Clams are nonverbal little guys who don’t have a great many ways to tell you exactly what is wrong with them. Your body many times is the same… for instance, how many biological problems start out with ‘flu like symptoms’ before progressing to some all out disease state? Gapping is a clam’s version of ‘flu like symptoms’. In layman’s terms, gapping is occurring when the intake filter hole of a clam (the larger hole you see in the fleshy center of the clam versus the intake siphon which is a smaller hole on a ‘stick’ above the filter hole) is much larger than normal and loses muscle tone- causing the actual edges of the hole to look slightly frilly. If you think this may be occurring in a clam at a retailer, ask them how long they have had the clam and do not buy it. Watch out for clams that are irritated or ill from the stress of being shipped and have no acclimated well to the retailer’s tank parameters. Also, keep in mind that you want a very happy and acclimated clam, as you are about to subject it to the stress of acclimating a second time to your tank… The worst possible thing you can do to a clam is take buy a clam trying to acclimate to a set of water parameters and immediately try to dunk it into your tank- a completely different water recipe.
Where Do I Put My Clam?
It is my hope that after reading this article, reefers of every ability level will find success with clams. Clams really are a wonderful addition to tanks, both biologically through nitrate export and aesthetically with their gorgeous patterns and colors.
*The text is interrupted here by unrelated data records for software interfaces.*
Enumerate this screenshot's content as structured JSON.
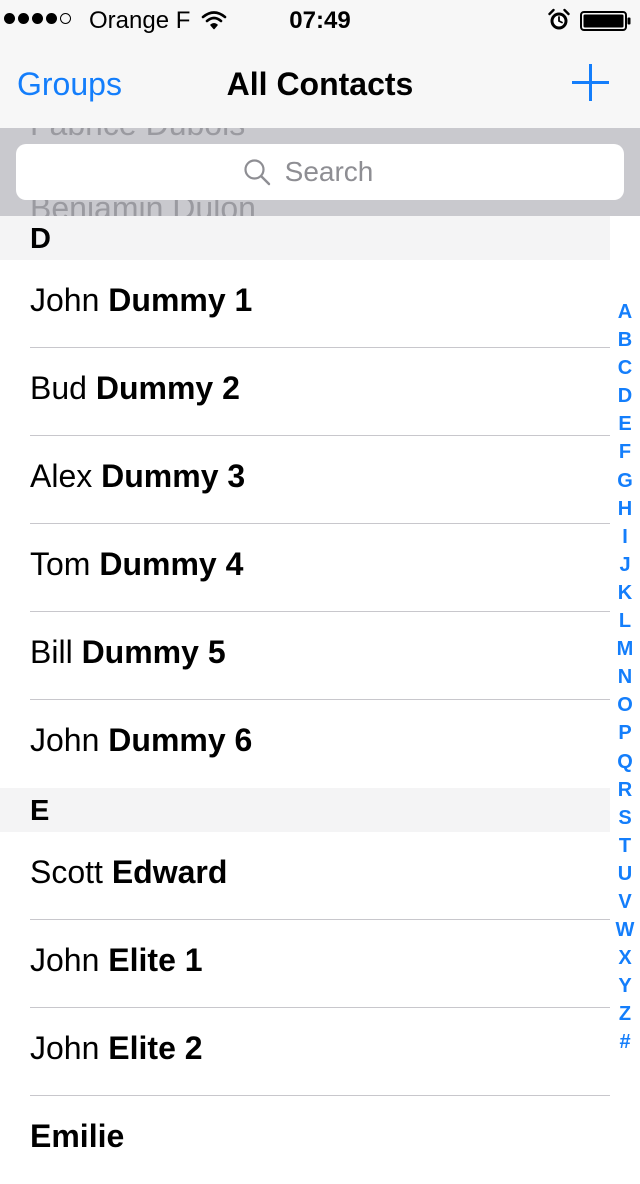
{
  "status_bar": {
    "carrier": "Orange F",
    "time": "07:49",
    "signal_filled": 4,
    "signal_total": 5
  },
  "nav": {
    "left_label": "Groups",
    "title": "All Contacts",
    "add_icon": "plus-icon"
  },
  "search": {
    "placeholder": "Search",
    "scrolled_name_above": "Fabrice Dubois",
    "scrolled_name_below": "Benjamin Dulon"
  },
  "sections": [
    {
      "letter": "D",
      "contacts": [
        {
          "first": "John",
          "last": "Dummy 1"
        },
        {
          "first": "Bud",
          "last": "Dummy 2"
        },
        {
          "first": "Alex",
          "last": "Dummy 3"
        },
        {
          "first": "Tom",
          "last": "Dummy 4"
        },
        {
          "first": "Bill",
          "last": "Dummy 5"
        },
        {
          "first": "John",
          "last": "Dummy 6"
        }
      ]
    },
    {
      "letter": "E",
      "contacts": [
        {
          "first": "Scott",
          "last": "Edward"
        },
        {
          "first": "John",
          "last": "Elite 1"
        },
        {
          "first": "John",
          "last": "Elite 2"
        },
        {
          "first": "",
          "last": "Emilie"
        }
      ]
    }
  ],
  "index": [
    "A",
    "B",
    "C",
    "D",
    "E",
    "F",
    "G",
    "H",
    "I",
    "J",
    "K",
    "L",
    "M",
    "N",
    "O",
    "P",
    "Q",
    "R",
    "S",
    "T",
    "U",
    "V",
    "W",
    "X",
    "Y",
    "Z",
    "#"
  ],
  "colors": {
    "accent": "#147efb",
    "section_bg": "#f4f4f5",
    "search_bg": "#c9c9ce",
    "separator": "#c8c7cc"
  }
}
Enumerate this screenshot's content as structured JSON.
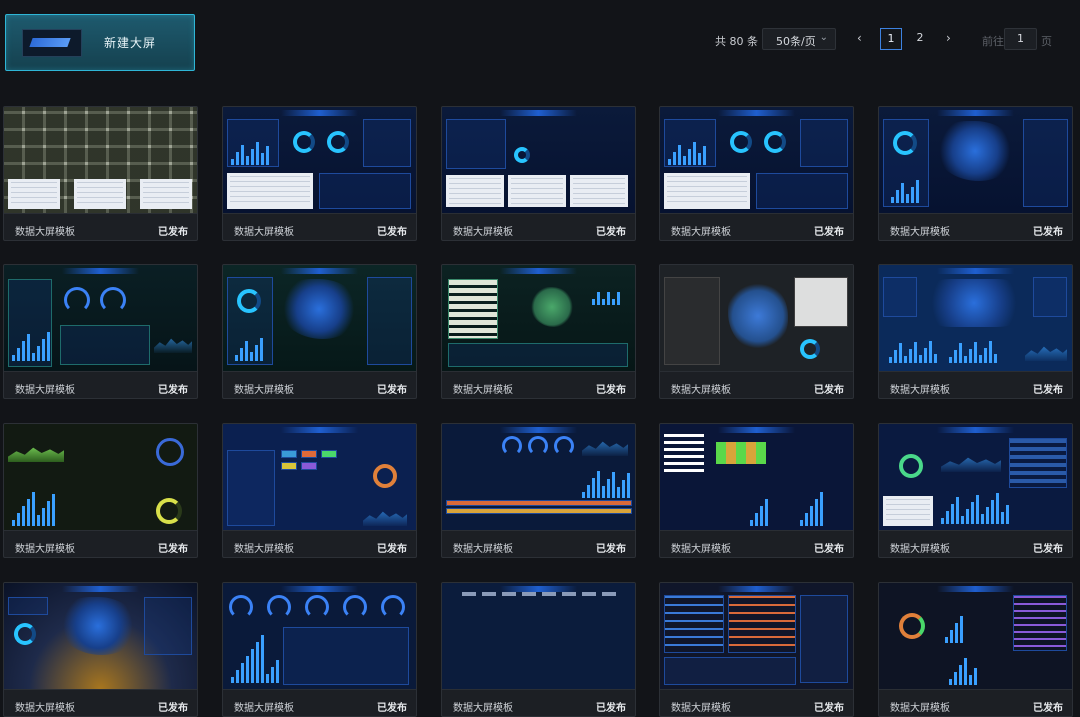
{
  "new_screen_button": {
    "label": "新建大屏"
  },
  "pagination": {
    "total_label": "共 80 条",
    "page_size": "50条/页",
    "prev_icon": "chevron-left",
    "pages": [
      "1",
      "2"
    ],
    "current_page": "1",
    "next_icon": "chevron-right",
    "goto_label": "前往",
    "goto_value": "1",
    "page_suffix": "页"
  },
  "templates": [
    {
      "name": "数据大屏模板",
      "status": "已发布",
      "theme": "satellite-map"
    },
    {
      "name": "数据大屏模板",
      "status": "已发布",
      "theme": "blue-dashboard"
    },
    {
      "name": "数据大屏模板",
      "status": "已发布",
      "theme": "blue-table"
    },
    {
      "name": "数据大屏模板",
      "status": "已发布",
      "theme": "blue-dashboard"
    },
    {
      "name": "数据大屏模板",
      "status": "已发布",
      "theme": "china-map"
    },
    {
      "name": "数据大屏模板",
      "status": "已发布",
      "theme": "teal-gauges"
    },
    {
      "name": "数据大屏模板",
      "status": "已发布",
      "theme": "teal-map"
    },
    {
      "name": "数据大屏模板",
      "status": "已发布",
      "theme": "teal-list"
    },
    {
      "name": "数据大屏模板",
      "status": "已发布",
      "theme": "gray-map"
    },
    {
      "name": "数据大屏模板",
      "status": "已发布",
      "theme": "world-map"
    },
    {
      "name": "数据大屏模板",
      "status": "已发布",
      "theme": "green-charts"
    },
    {
      "name": "数据大屏模板",
      "status": "已发布",
      "theme": "blue-tiles"
    },
    {
      "name": "数据大屏模板",
      "status": "已发布",
      "theme": "blue-gauges"
    },
    {
      "name": "数据大屏模板",
      "status": "已发布",
      "theme": "blue-bars"
    },
    {
      "name": "数据大屏模板",
      "status": "已发布",
      "theme": "blue-mixed"
    },
    {
      "name": "数据大屏模板",
      "status": "已发布",
      "theme": "night-map"
    },
    {
      "name": "数据大屏模板",
      "status": "已发布",
      "theme": "gauge-row"
    },
    {
      "name": "数据大屏模板",
      "status": "已发布",
      "theme": "blank"
    },
    {
      "name": "数据大屏模板",
      "status": "已发布",
      "theme": "dc-progress"
    },
    {
      "name": "数据大屏模板",
      "status": "已发布",
      "theme": "dc-overview"
    }
  ],
  "colors": {
    "accent": "#3d82e0",
    "button_border": "#2fb6d6",
    "background": "#121418",
    "card": "#1c1f24"
  }
}
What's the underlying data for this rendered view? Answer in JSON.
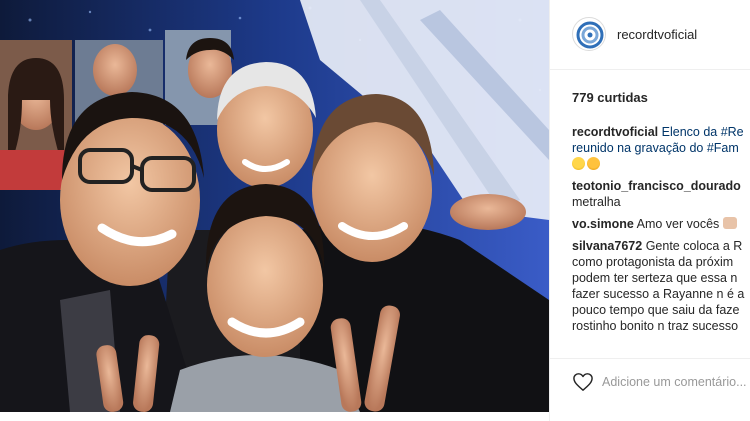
{
  "post": {
    "photo_alt": "",
    "account": {
      "username": "recordtvoficial",
      "avatar_icon": "recordtv-logo-icon"
    },
    "likes_label": "779 curtidas",
    "comments": [
      {
        "username": "recordtvoficial",
        "lines": [
          "Elenco da #Re",
          "reunido na gravação do #Fam"
        ],
        "emojis": [
          "heart-eyes-emoji",
          "astonished-emoji"
        ]
      },
      {
        "username": "teotonio_francisco_dourado",
        "lines": [
          "metralha"
        ]
      },
      {
        "username": "vo.simone",
        "lines": [
          "Amo ver vocês"
        ],
        "emoji_after": "clapping-hands-emoji"
      },
      {
        "username": "silvana7672",
        "lines": [
          "Gente coloca a R",
          "como protagonista da próxim",
          "podem ter serteza que essa n",
          "fazer sucesso a Rayanne n é a",
          "pouco tempo que saiu da faze",
          "rostinho bonito n traz sucesso"
        ]
      }
    ],
    "comment_box": {
      "placeholder": "Adicione um comentário..."
    },
    "colors": {
      "text": "#262626",
      "hashtag": "#003569",
      "divider": "#efefef",
      "placeholder": "#999999"
    }
  }
}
Very little matches the vibrancy of a clam, and they add wonderful depth and character to the saltwater tank.